Print out every record exactly as it appears.

(DATA TO EXAMINE begins)

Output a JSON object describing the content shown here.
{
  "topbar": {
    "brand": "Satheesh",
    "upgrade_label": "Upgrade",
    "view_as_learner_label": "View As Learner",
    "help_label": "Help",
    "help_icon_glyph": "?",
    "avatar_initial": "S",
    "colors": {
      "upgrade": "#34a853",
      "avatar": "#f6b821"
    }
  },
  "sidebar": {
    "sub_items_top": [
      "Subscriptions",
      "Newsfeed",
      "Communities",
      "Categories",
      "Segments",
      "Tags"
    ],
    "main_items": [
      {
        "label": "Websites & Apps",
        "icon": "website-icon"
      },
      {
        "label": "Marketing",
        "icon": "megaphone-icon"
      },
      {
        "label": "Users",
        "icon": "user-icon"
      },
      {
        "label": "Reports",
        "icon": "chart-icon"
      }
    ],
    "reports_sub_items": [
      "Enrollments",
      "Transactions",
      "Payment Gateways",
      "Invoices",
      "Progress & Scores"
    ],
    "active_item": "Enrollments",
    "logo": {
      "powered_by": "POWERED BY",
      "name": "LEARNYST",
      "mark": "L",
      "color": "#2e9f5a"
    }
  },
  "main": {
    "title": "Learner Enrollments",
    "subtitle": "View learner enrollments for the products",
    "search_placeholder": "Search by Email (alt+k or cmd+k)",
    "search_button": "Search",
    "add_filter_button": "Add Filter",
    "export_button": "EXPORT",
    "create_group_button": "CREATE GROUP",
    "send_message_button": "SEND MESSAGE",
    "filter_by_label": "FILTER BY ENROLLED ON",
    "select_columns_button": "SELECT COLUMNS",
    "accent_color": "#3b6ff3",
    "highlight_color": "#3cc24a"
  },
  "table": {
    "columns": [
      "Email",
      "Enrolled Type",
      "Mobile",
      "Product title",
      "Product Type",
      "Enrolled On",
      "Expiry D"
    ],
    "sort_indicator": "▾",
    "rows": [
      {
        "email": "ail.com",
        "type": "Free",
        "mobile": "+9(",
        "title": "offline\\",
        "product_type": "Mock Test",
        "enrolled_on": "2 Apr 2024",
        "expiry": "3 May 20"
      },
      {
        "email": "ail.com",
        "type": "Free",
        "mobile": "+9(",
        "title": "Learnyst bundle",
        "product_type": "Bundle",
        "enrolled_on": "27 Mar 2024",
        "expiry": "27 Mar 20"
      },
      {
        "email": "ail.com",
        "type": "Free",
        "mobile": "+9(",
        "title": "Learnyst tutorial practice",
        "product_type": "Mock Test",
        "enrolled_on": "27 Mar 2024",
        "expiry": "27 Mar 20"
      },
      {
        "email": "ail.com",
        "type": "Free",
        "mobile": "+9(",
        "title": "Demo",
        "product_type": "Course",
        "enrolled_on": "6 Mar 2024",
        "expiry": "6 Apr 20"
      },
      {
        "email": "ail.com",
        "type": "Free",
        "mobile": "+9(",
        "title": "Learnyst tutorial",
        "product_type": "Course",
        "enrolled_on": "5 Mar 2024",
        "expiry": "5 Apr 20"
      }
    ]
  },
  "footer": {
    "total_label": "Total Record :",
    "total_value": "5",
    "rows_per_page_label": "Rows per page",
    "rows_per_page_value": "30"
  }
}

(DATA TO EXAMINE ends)

◆ THE COMPLETED TASK:
Output a JSON object describing the content shown here.
{
  "topbar": {
    "brand": "Satheesh",
    "upgrade_label": "Upgrade",
    "view_as_learner_label": "View As Learner",
    "help_label": "Help",
    "help_icon_glyph": "?",
    "avatar_initial": "S",
    "colors": {
      "upgrade": "#34a853",
      "avatar": "#f6b821"
    }
  },
  "sidebar": {
    "sub_items_top": [
      "Subscriptions",
      "Newsfeed",
      "Communities",
      "Categories",
      "Segments",
      "Tags"
    ],
    "main_items": [
      {
        "label": "Websites & Apps",
        "icon": "website-icon"
      },
      {
        "label": "Marketing",
        "icon": "megaphone-icon"
      },
      {
        "label": "Users",
        "icon": "user-icon"
      },
      {
        "label": "Reports",
        "icon": "chart-icon"
      }
    ],
    "reports_sub_items": [
      "Enrollments",
      "Transactions",
      "Payment Gateways",
      "Invoices",
      "Progress & Scores"
    ],
    "active_item": "Enrollments",
    "logo": {
      "powered_by": "POWERED BY",
      "name": "LEARNYST",
      "mark": "L",
      "color": "#2e9f5a"
    }
  },
  "main": {
    "title": "Learner Enrollments",
    "subtitle": "View learner enrollments for the products",
    "search_placeholder": "Search by Email (alt+k or cmd+k)",
    "search_button": "Search",
    "add_filter_button": "Add Filter",
    "export_button": "EXPORT",
    "create_group_button": "CREATE GROUP",
    "send_message_button": "SEND MESSAGE",
    "filter_by_label": "FILTER BY ENROLLED ON",
    "select_columns_button": "SELECT COLUMNS",
    "accent_color": "#3b6ff3",
    "highlight_color": "#3cc24a"
  },
  "table": {
    "columns": [
      "Email",
      "Enrolled Type",
      "Mobile",
      "Product title",
      "Product Type",
      "Enrolled On",
      "Expiry D"
    ],
    "sort_indicator": "▾",
    "rows": [
      {
        "email": "ail.com",
        "type": "Free",
        "mobile": "+9(",
        "title": "offline\\",
        "product_type": "Mock Test",
        "enrolled_on": "2 Apr 2024",
        "expiry": "3 May 20"
      },
      {
        "email": "ail.com",
        "type": "Free",
        "mobile": "+9(",
        "title": "Learnyst bundle",
        "product_type": "Bundle",
        "enrolled_on": "27 Mar 2024",
        "expiry": "27 Mar 20"
      },
      {
        "email": "ail.com",
        "type": "Free",
        "mobile": "+9(",
        "title": "Learnyst tutorial practice",
        "product_type": "Mock Test",
        "enrolled_on": "27 Mar 2024",
        "expiry": "27 Mar 20"
      },
      {
        "email": "ail.com",
        "type": "Free",
        "mobile": "+9(",
        "title": "Demo",
        "product_type": "Course",
        "enrolled_on": "6 Mar 2024",
        "expiry": "6 Apr 20"
      },
      {
        "email": "ail.com",
        "type": "Free",
        "mobile": "+9(",
        "title": "Learnyst tutorial",
        "product_type": "Course",
        "enrolled_on": "5 Mar 2024",
        "expiry": "5 Apr 20"
      }
    ]
  },
  "footer": {
    "total_label": "Total Record :",
    "total_value": "5",
    "rows_per_page_label": "Rows per page",
    "rows_per_page_value": "30"
  }
}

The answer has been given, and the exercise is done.